While predominant attitudes among adolescents suggests that teenagers don’t see marijuana use as posing any long-term health risks, a new study suggests otherwise. A new study led by researcher Madeline Meier of Duke University found that adolescents who regularly use marijuana may experience a long-term decline in their performance on IQ tests.
In the study, participants were given IQ tests at age 13 and again at age 38. The only participants who posted significant declines in their IQ scores were those who used marijuana regularly prior to the age of 18. The researchers found no link between lowered IQ scores and regular marijuana use after the age of 18. Participants who used marijuana regularly before the age of 18 but quit using it in later life did not post higher IQ scores than participants who continued to smoke pot into adulthood, suggesting that any loss of cognitive ability cannot be recovered by ceasing marijuana use.
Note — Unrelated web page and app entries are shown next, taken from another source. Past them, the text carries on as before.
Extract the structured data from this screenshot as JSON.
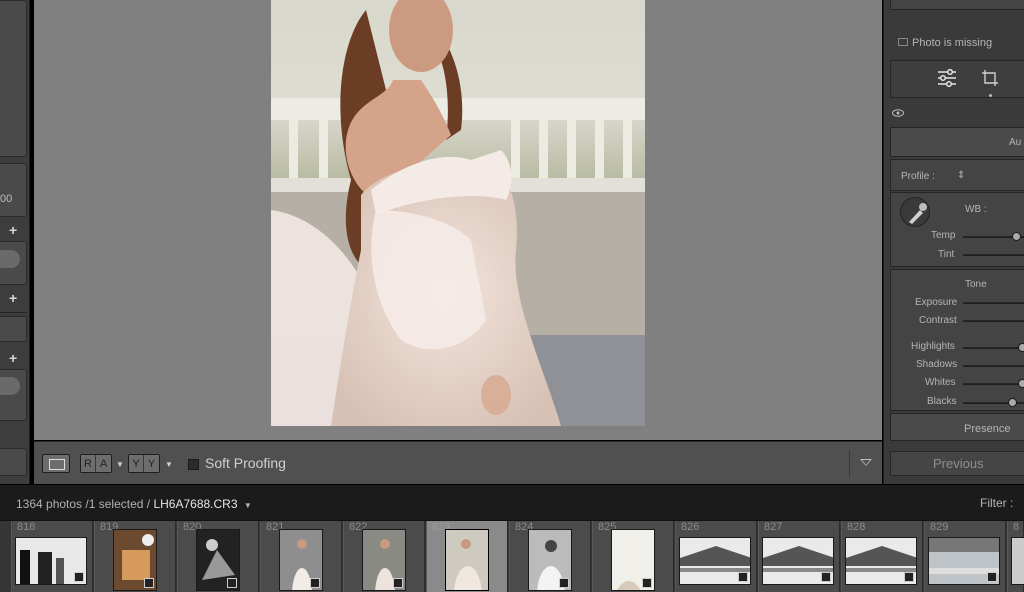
{
  "left_panel": {
    "partial_value": "00",
    "plus_1": "+",
    "plus_2": "+",
    "plus_3": "+"
  },
  "toolbar": {
    "view_mode": "loupe",
    "compare_left": "R",
    "compare_right": "A",
    "survey_left": "Y",
    "survey_right": "Y",
    "soft_proofing_label": "Soft Proofing",
    "soft_proofing_checked": false
  },
  "right_panel": {
    "photo_missing": "Photo is missing",
    "auto_label": "Au",
    "profile_label": "Profile :",
    "wb_label": "WB :",
    "temp_label": "Temp",
    "tint_label": "Tint",
    "tone_label": "Tone",
    "exposure_label": "Exposure",
    "contrast_label": "Contrast",
    "highlights_label": "Highlights",
    "shadows_label": "Shadows",
    "whites_label": "Whites",
    "blacks_label": "Blacks",
    "presence_label": "Presence",
    "previous_button": "Previous"
  },
  "filmstrip_bar": {
    "photos_count": "1364 photos",
    "selected": "/1 selected /",
    "filename": "LH6A7688.CR3",
    "filter_label": "Filter :"
  },
  "filmstrip": {
    "cells": [
      {
        "num": "818",
        "orientation": "landscape"
      },
      {
        "num": "819",
        "orientation": "portrait"
      },
      {
        "num": "820",
        "orientation": "portrait"
      },
      {
        "num": "821",
        "orientation": "portrait"
      },
      {
        "num": "822",
        "orientation": "portrait"
      },
      {
        "num": "823",
        "orientation": "portrait",
        "selected": true
      },
      {
        "num": "824",
        "orientation": "portrait"
      },
      {
        "num": "825",
        "orientation": "portrait"
      },
      {
        "num": "826",
        "orientation": "landscape"
      },
      {
        "num": "827",
        "orientation": "landscape"
      },
      {
        "num": "828",
        "orientation": "landscape"
      },
      {
        "num": "829",
        "orientation": "landscape"
      },
      {
        "num": "8",
        "orientation": "landscape"
      }
    ]
  }
}
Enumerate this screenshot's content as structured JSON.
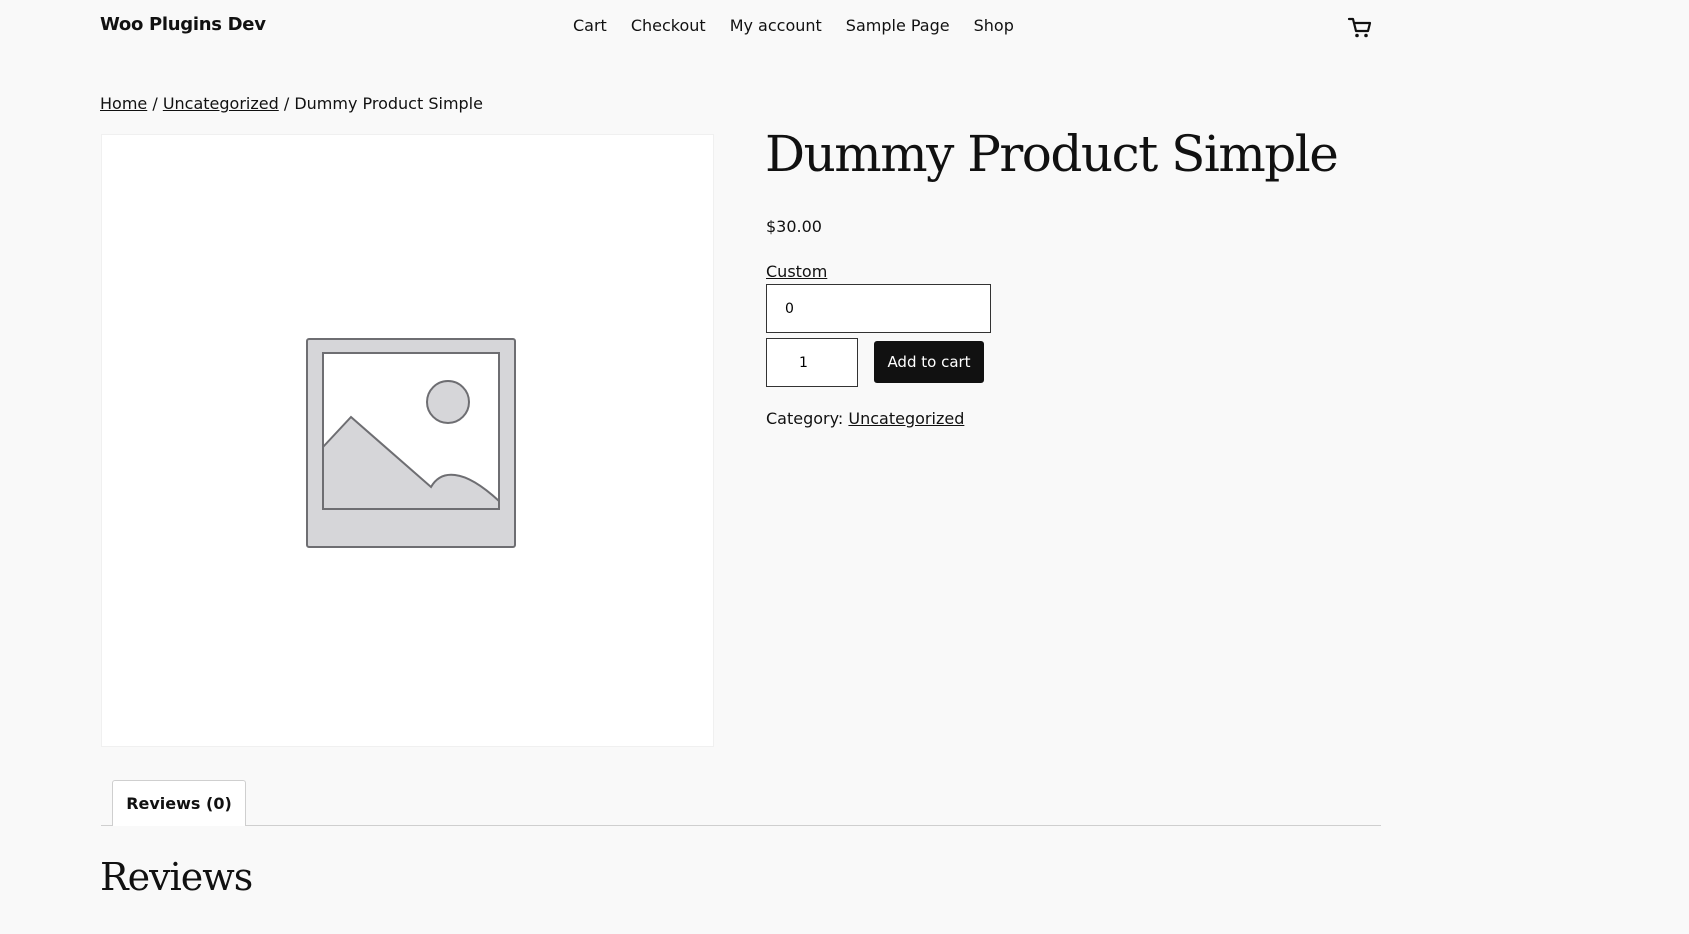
{
  "site": {
    "title": "Woo Plugins Dev"
  },
  "nav": {
    "items": [
      "Cart",
      "Checkout",
      "My account",
      "Sample Page",
      "Shop"
    ]
  },
  "breadcrumb": {
    "home": "Home",
    "sep1": " / ",
    "category": "Uncategorized",
    "sep2": " / ",
    "current": "Dummy Product Simple"
  },
  "product": {
    "title": "Dummy Product Simple",
    "price": "$30.00",
    "custom_label": "Custom",
    "custom_value": "0",
    "quantity": "1",
    "add_to_cart_label": "Add to cart",
    "category_prefix": "Category: ",
    "category": "Uncategorized"
  },
  "tabs": {
    "reviews_label": "Reviews (0)"
  },
  "reviews": {
    "heading": "Reviews"
  },
  "colors": {
    "background": "#f9f9f9",
    "text": "#111111",
    "button": "#111111",
    "placeholder_gray": "#d6d6d9"
  },
  "icons": {
    "cart": "cart-icon",
    "placeholder": "image-placeholder-icon"
  }
}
“I think this is the cleanest study I’ve ever read” that looks for long-term harm from marijuana use, said Dr. Nora Volkow, director of the National Institute on Drug Abuse, which helped fund the research.
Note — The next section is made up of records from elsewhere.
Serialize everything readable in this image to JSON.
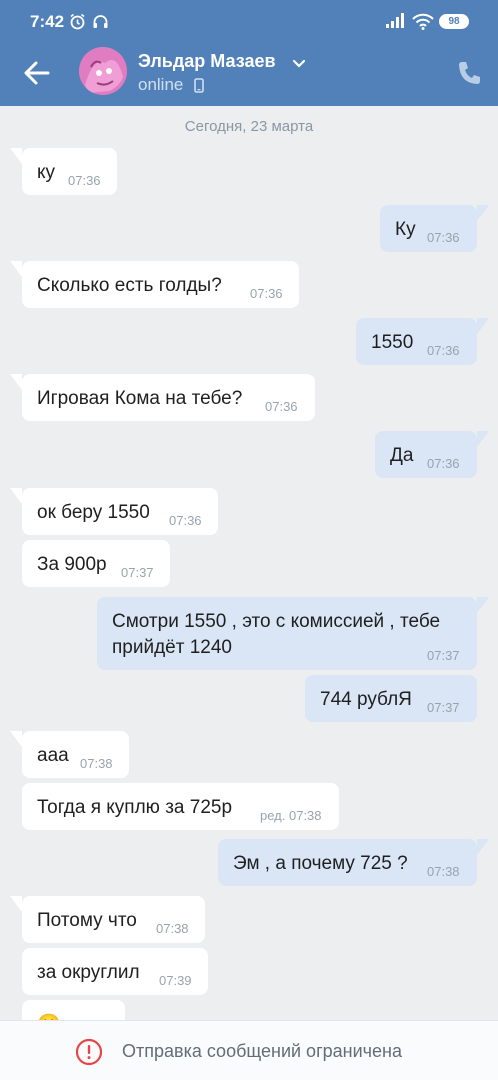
{
  "status_bar": {
    "time": "7:42",
    "battery": "98"
  },
  "header": {
    "contact_name": "Эльдар Мазаев",
    "presence": "online",
    "icons": [
      "back-arrow-icon",
      "chevron-down-icon",
      "mobile-icon",
      "phone-icon"
    ],
    "color": "#5181b8"
  },
  "chat": {
    "date_separator": "Сегодня, 23 марта",
    "messages": [
      {
        "dir": "in",
        "text": "ку",
        "time": "07:36"
      },
      {
        "dir": "out",
        "text": "Ку",
        "time": "07:36"
      },
      {
        "dir": "in",
        "text": "Сколько есть голды?",
        "time": "07:36"
      },
      {
        "dir": "out",
        "text": "1550",
        "time": "07:36"
      },
      {
        "dir": "in",
        "text": "Игровая Кома на тебе?",
        "time": "07:36"
      },
      {
        "dir": "out",
        "text": "Да",
        "time": "07:36"
      },
      {
        "dir": "in",
        "text": "ок беру 1550",
        "time": "07:36"
      },
      {
        "dir": "in",
        "text": "За 900р",
        "time": "07:37"
      },
      {
        "dir": "out",
        "text": "Смотри 1550 , это с комиссией , тебе прийдёт 1240",
        "time": "07:37"
      },
      {
        "dir": "out",
        "text": "744 рублЯ",
        "time": "07:37"
      },
      {
        "dir": "in",
        "text": "ааа",
        "time": "07:38"
      },
      {
        "dir": "in",
        "text": "Тогда я куплю за 725р",
        "time": "ред. 07:38"
      },
      {
        "dir": "out",
        "text": "Эм , а почему 725 ?",
        "time": "07:38"
      },
      {
        "dir": "in",
        "text": "Потому что",
        "time": "07:38"
      },
      {
        "dir": "in",
        "text": "за округлил",
        "time": "07:39"
      },
      {
        "dir": "in",
        "text": "🙂",
        "time": ""
      }
    ]
  },
  "bottom_bar": {
    "text": "Отправка сообщений ограничена",
    "icon": "warning-circle-icon"
  }
}
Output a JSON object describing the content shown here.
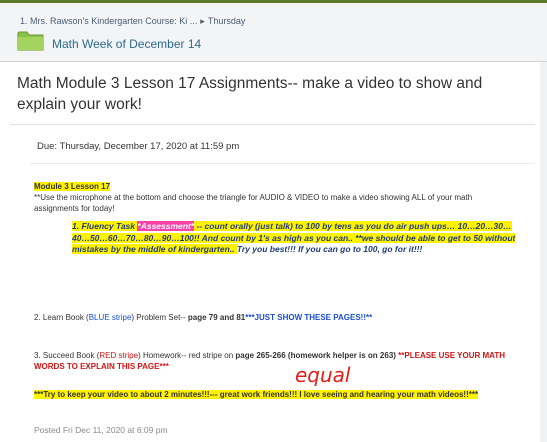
{
  "breadcrumb": {
    "course": "1. Mrs. Rawson's Kindergarten Course: Ki ...",
    "separator": "▸",
    "current": "Thursday"
  },
  "folder": {
    "icon": "folder-icon",
    "title": "Math Week of December 14",
    "color": "#8bc34a"
  },
  "assignment": {
    "title": "Math Module 3 Lesson 17 Assignments-- make a video to show and explain your work!",
    "due": "Due: Thursday, December 17, 2020 at 11:59 pm",
    "heading": "Module 3  Lesson 17",
    "intro": "**Use the microphone at the bottom and choose the triangle for AUDIO & VIDEO to make a video showing ALL of your math assignments for today!",
    "fluency": {
      "number": "1.",
      "label": "Fluency Task",
      "tag": "*Assessment*",
      "text": "--  count orally (just talk)  to 100 by tens as you do air push ups… 10…20…30…40…50…60…70…80…90…100!! And count by 1's as high as you can.. **we should be able to get to 50 without mistakes by the middle of kindergarten..",
      "encourage": "Try you best!!!  If you can go to 100, go for it!!!"
    },
    "item2": {
      "prefix": "2.  Learn Book (",
      "stripe": "BLUE stripe",
      "middle": ") Problem Set-- ",
      "pages": "page 79 and 81",
      "note": "***JUST SHOW THESE PAGES!!**"
    },
    "item3": {
      "prefix": "3.  Succeed Book (",
      "stripe": "RED stripe",
      "middle": ") Homework-- red stripe on ",
      "pages": "page 265-266 (homework helper is on 263)",
      "note": " **PLEASE USE YOUR MATH WORDS TO EXPLAIN THIS PAGE***"
    },
    "handwritten": "equal",
    "closing": "***Try to keep your video to about 2 minutes!!!--- great work friends!!!  I love seeing and hearing your math videos!!***",
    "posted": "Posted Fri Dec 11, 2020 at 6:09 pm"
  }
}
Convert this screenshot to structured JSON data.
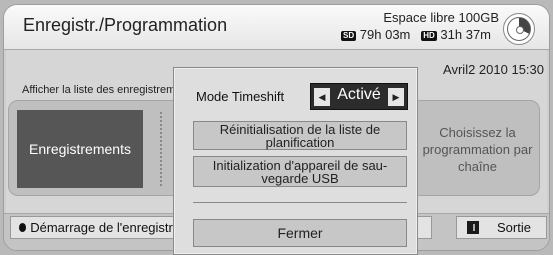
{
  "header": {
    "title": "Enregistr./Programmation",
    "free_space_label": "Espace libre 100GB",
    "sd_badge": "SD",
    "sd_time": "79h 03m",
    "hd_badge": "HD",
    "hd_time": "31h 37m",
    "disk_icon": "disk-usage-icon"
  },
  "main": {
    "list_label": "Afficher la liste des enregistrements",
    "datetime": "Avril2 2010 15:30",
    "recordings_button": "Enregistrements",
    "channel_schedule_button": "Choisissez la programmation par chaîne"
  },
  "footer": {
    "start_recording_button": "Démarrage de l'enregistrement",
    "exit_button": "Sortie",
    "exit_icon": "exit-icon",
    "record_icon": "record-dot-icon"
  },
  "modal": {
    "timeshift_label": "Mode Timeshift",
    "timeshift_value": "Activé",
    "reset_schedule_button": "Réinitialisation de la liste de planification",
    "usb_init_button": "Initialization d'appareil de sau-vegarde USB",
    "close_button": "Fermer"
  },
  "colors": {
    "selected": "#565656",
    "background": "#d6d6d6",
    "active_value_bg": "#2c2c2c"
  }
}
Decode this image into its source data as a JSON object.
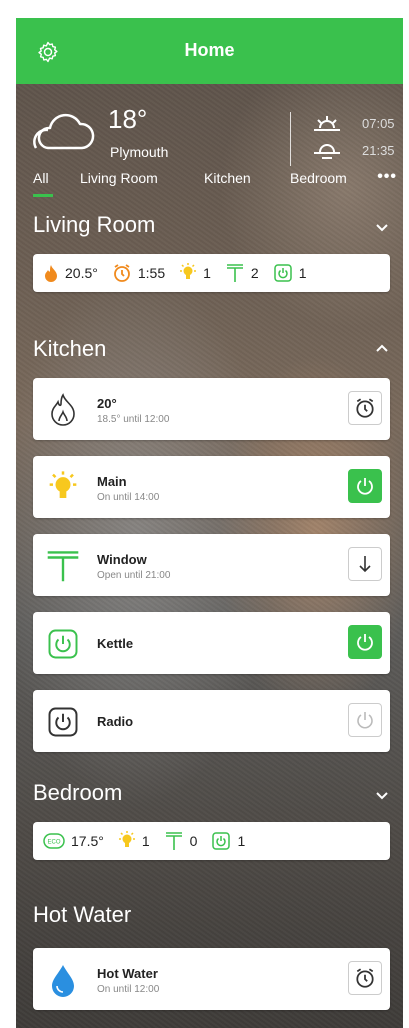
{
  "header": {
    "title": "Home"
  },
  "weather": {
    "temperature": "18°",
    "location": "Plymouth",
    "sunrise": "07:05",
    "sunset": "21:35"
  },
  "tabs": [
    "All",
    "Living Room",
    "Kitchen",
    "Bedroom"
  ],
  "tabs_more": "•••",
  "sections": {
    "living_room": {
      "title": "Living Room",
      "summary": {
        "heat": "20.5°",
        "timer": "1:55",
        "lights": "1",
        "windows": "2",
        "plugs": "1"
      }
    },
    "kitchen": {
      "title": "Kitchen",
      "devices": [
        {
          "name": "20°",
          "sub": "18.5° until 12:00"
        },
        {
          "name": "Main",
          "sub": "On until 14:00"
        },
        {
          "name": "Window",
          "sub": "Open until 21:00"
        },
        {
          "name": "Kettle"
        },
        {
          "name": "Radio"
        }
      ]
    },
    "bedroom": {
      "title": "Bedroom",
      "summary": {
        "eco": "17.5°",
        "lights": "1",
        "windows": "0",
        "plugs": "1"
      }
    },
    "hot_water": {
      "title": "Hot Water",
      "device": {
        "name": "Hot Water",
        "sub": "On until 12:00"
      }
    }
  },
  "icons": {
    "eco_label": "ECO"
  },
  "colors": {
    "accent": "#3ac14d",
    "flame": "#f08a1d",
    "bulb": "#f7c81e",
    "water": "#2a8fe0"
  }
}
Experts acknowledge that the study’s findings, while significant, are not definitive.